# ASSIGNMENT
Wherever a line in the records below contains "Layout", copy that line.

[Element data from apps and pages]
━━━━━━━━━━
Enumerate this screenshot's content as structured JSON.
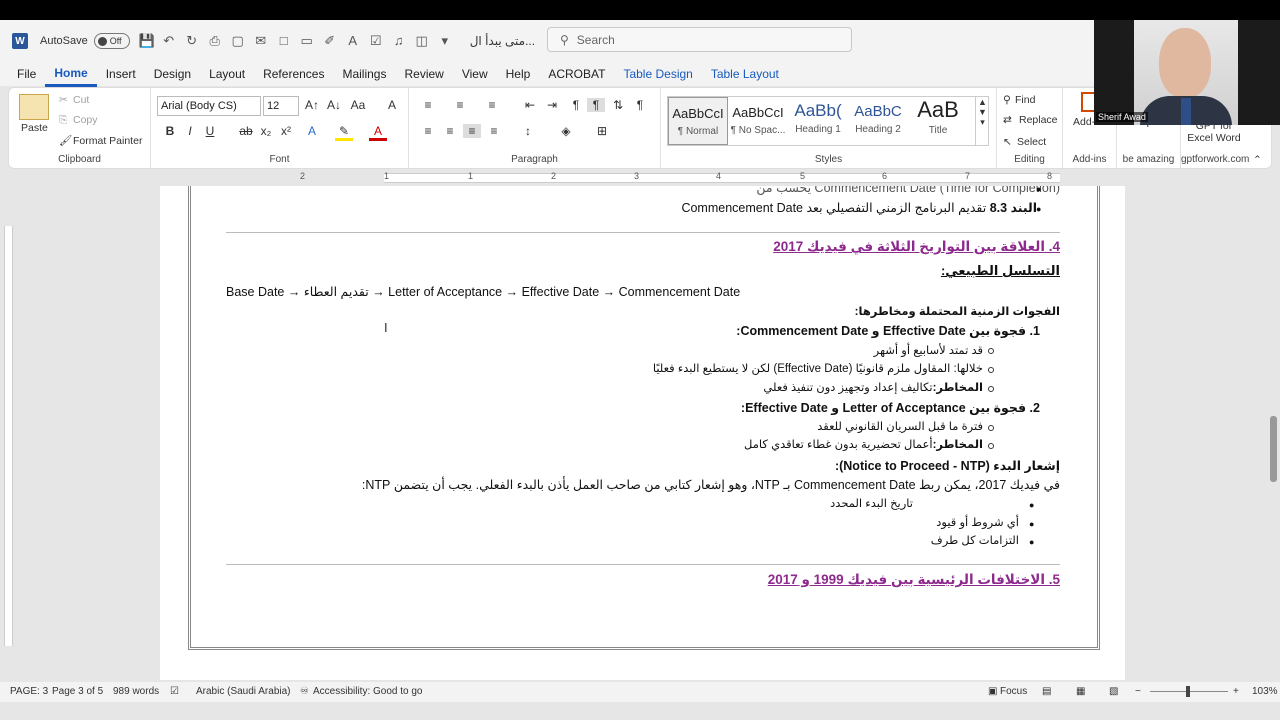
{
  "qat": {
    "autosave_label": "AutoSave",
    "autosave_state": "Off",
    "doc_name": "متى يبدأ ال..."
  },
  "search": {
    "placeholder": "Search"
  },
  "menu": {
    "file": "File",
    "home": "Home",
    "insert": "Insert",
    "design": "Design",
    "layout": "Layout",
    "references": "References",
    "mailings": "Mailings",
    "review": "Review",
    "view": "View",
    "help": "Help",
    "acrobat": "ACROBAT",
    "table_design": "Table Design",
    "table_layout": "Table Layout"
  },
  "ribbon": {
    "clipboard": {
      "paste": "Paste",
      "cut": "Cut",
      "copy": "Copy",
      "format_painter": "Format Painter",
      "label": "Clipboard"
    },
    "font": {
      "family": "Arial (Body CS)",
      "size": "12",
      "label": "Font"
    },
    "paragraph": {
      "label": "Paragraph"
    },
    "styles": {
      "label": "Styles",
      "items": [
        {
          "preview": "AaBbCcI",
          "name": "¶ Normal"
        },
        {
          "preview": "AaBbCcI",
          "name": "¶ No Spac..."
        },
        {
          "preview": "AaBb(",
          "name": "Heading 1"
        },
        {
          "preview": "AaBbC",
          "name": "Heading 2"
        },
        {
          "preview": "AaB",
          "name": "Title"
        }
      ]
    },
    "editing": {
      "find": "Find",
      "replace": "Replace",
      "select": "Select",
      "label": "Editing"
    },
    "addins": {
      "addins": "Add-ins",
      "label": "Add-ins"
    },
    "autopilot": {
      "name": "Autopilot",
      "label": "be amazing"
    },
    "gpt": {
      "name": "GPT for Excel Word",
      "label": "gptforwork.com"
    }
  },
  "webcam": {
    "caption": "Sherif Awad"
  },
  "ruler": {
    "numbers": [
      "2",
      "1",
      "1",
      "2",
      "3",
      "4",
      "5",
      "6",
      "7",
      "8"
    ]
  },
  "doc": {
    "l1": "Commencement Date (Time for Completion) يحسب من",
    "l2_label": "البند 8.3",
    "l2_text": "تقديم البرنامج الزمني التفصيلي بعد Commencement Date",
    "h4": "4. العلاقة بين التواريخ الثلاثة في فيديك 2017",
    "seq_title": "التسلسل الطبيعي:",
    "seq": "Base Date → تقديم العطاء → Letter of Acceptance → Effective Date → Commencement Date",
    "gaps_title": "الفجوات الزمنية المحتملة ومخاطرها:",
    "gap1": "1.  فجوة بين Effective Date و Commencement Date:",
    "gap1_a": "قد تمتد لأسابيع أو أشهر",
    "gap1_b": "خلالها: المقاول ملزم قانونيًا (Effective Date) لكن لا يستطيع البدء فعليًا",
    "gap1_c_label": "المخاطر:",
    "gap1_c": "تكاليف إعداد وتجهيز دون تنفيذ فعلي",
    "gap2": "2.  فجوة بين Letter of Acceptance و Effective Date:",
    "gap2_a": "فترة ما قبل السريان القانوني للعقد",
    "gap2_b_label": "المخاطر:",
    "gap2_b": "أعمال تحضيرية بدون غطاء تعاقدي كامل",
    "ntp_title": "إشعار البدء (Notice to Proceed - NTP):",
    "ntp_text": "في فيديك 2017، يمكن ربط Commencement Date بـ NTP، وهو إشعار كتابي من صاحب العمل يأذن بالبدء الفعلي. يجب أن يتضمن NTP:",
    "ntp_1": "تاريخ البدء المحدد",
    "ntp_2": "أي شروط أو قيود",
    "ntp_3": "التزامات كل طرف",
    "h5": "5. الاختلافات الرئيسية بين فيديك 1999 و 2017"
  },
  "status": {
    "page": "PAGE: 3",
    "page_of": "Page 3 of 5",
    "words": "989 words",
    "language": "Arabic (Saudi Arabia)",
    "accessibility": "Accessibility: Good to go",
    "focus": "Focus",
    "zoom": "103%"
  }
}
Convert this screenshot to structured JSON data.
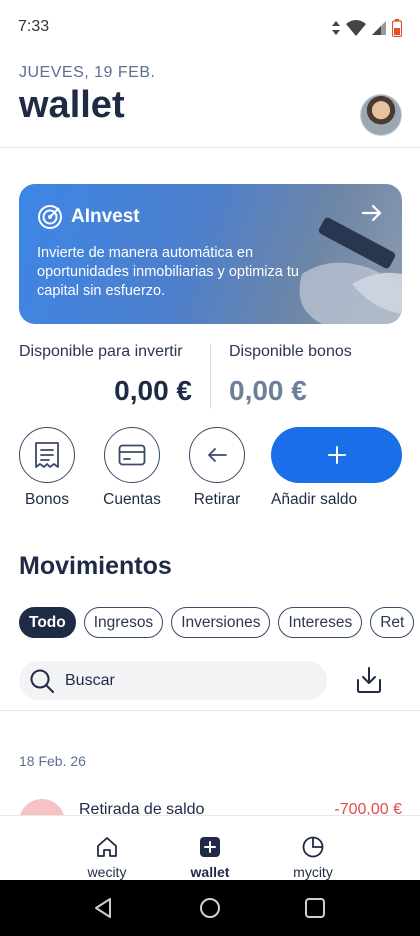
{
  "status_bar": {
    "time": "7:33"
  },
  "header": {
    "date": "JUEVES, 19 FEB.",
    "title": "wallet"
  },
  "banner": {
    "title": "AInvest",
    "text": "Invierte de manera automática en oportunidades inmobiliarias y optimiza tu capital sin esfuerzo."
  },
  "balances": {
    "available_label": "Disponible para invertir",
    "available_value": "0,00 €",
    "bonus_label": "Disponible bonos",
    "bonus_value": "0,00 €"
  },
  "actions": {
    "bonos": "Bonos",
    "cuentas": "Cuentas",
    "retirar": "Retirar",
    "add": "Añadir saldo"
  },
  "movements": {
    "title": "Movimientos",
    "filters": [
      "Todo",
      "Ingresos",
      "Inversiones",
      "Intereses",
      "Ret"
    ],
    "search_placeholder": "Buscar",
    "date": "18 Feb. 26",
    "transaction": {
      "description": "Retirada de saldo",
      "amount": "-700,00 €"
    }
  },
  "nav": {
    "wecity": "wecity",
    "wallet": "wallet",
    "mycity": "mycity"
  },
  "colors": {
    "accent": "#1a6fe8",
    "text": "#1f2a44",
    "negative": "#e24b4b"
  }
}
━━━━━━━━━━
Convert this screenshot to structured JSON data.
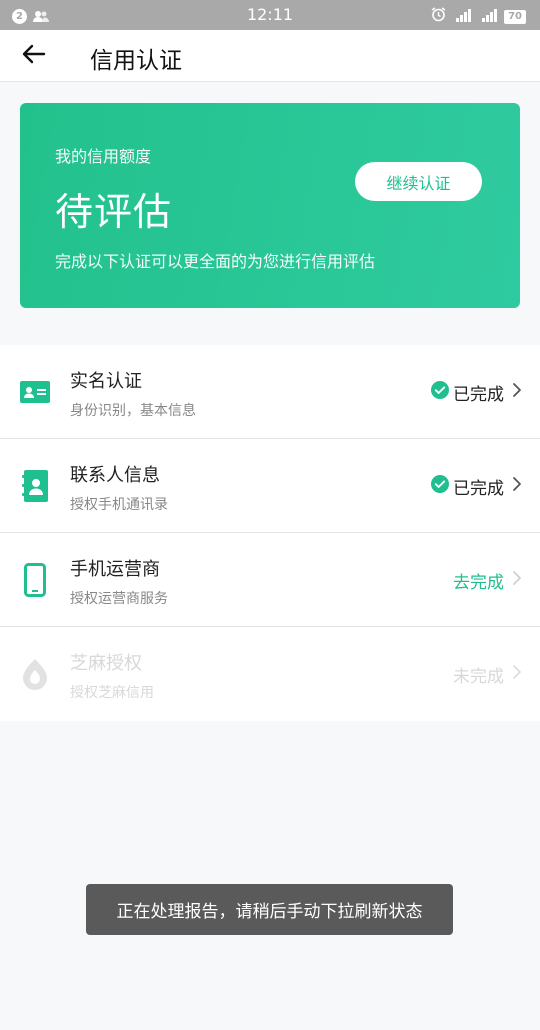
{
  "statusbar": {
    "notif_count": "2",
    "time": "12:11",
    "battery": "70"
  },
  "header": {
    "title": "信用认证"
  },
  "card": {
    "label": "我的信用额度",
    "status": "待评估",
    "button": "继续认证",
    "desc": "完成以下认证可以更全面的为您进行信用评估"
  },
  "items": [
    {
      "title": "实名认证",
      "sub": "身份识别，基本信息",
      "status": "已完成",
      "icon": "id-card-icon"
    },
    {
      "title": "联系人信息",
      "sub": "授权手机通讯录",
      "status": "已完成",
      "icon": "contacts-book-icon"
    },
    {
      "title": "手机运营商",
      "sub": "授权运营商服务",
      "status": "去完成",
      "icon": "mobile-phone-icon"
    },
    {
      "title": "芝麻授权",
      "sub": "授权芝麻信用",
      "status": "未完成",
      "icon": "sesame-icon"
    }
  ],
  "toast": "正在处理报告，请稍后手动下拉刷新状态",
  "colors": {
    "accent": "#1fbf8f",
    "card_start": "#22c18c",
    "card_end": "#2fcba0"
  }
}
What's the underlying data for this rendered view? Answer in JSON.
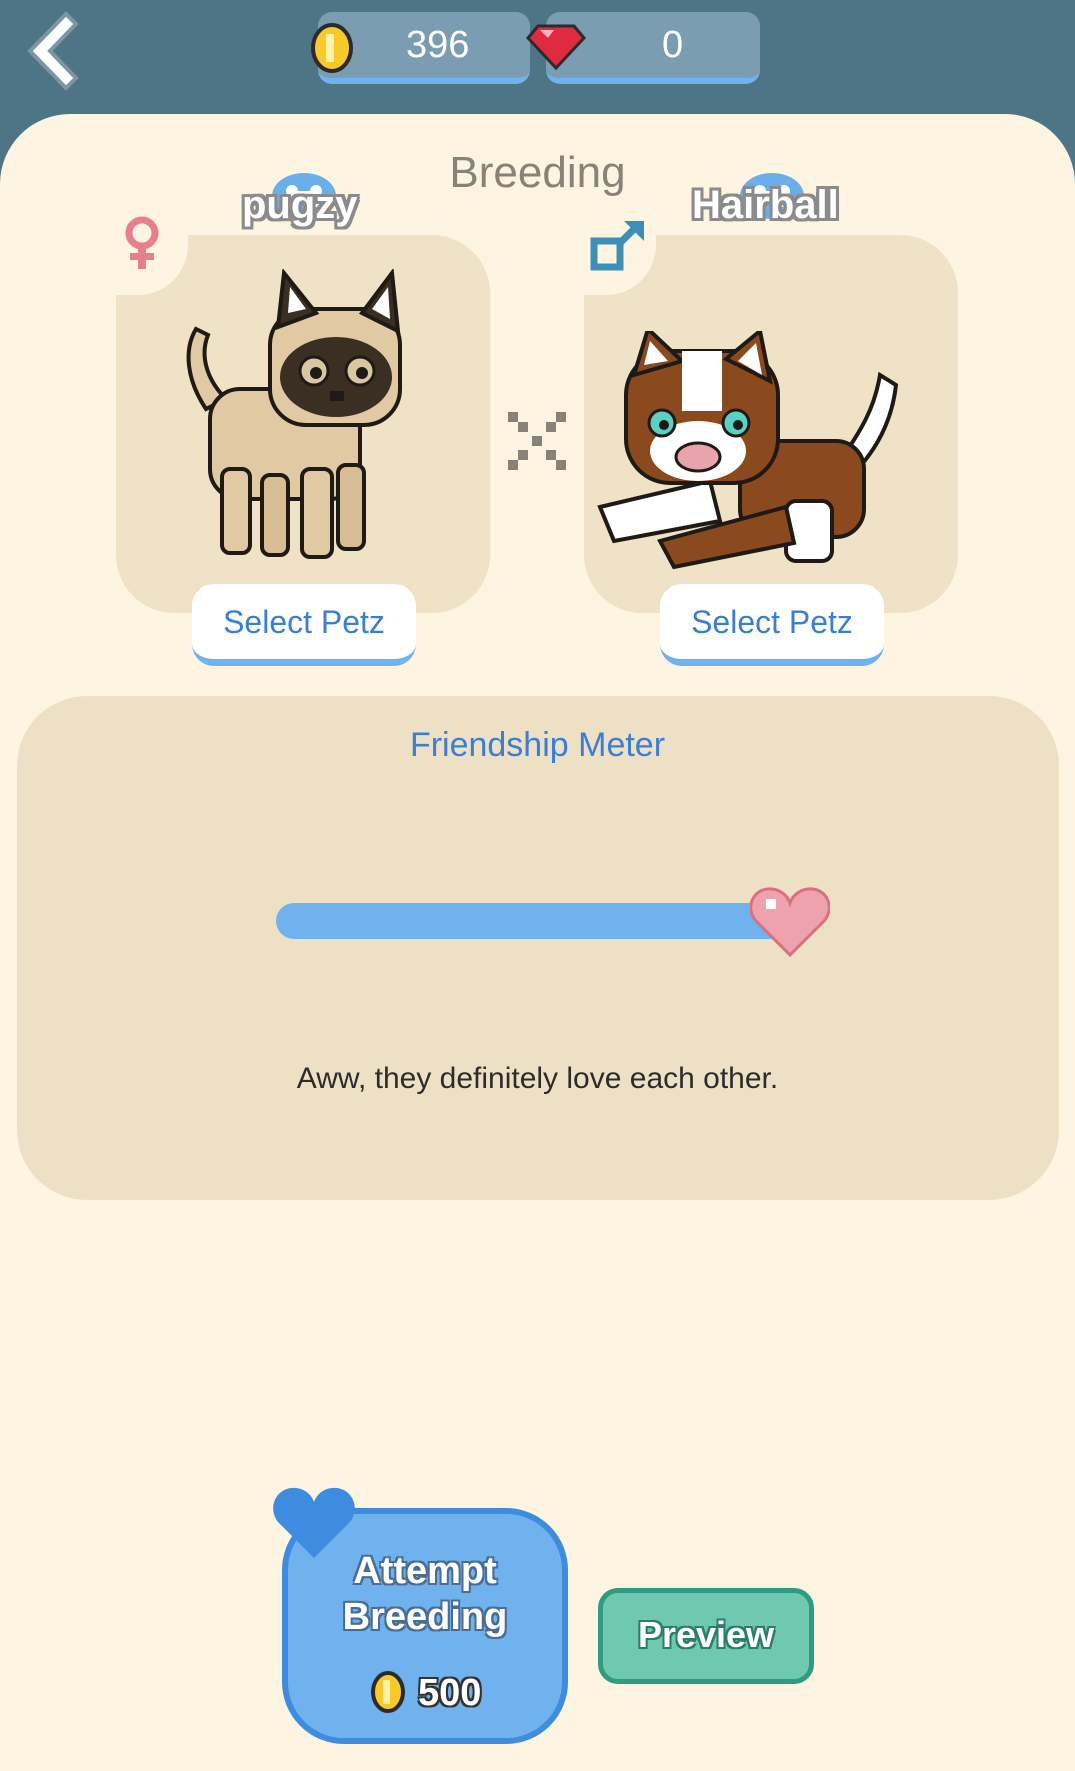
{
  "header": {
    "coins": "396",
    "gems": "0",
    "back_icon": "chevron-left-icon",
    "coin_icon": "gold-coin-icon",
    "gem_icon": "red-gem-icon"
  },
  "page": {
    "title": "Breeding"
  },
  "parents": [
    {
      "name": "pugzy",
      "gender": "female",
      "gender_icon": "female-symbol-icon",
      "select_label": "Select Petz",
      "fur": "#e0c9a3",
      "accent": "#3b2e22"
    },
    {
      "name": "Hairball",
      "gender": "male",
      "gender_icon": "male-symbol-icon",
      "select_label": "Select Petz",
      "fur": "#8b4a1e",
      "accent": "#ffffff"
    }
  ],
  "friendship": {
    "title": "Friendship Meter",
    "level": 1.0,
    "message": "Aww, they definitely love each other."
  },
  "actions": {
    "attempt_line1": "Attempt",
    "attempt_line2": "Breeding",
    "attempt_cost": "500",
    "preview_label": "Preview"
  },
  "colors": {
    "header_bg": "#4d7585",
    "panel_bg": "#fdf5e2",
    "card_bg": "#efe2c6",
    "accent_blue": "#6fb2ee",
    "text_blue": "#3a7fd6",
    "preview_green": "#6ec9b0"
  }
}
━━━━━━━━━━
# RESPONSE TO THIS TASK
    "layout": "Layout",
    "table_layout": "Table Layout"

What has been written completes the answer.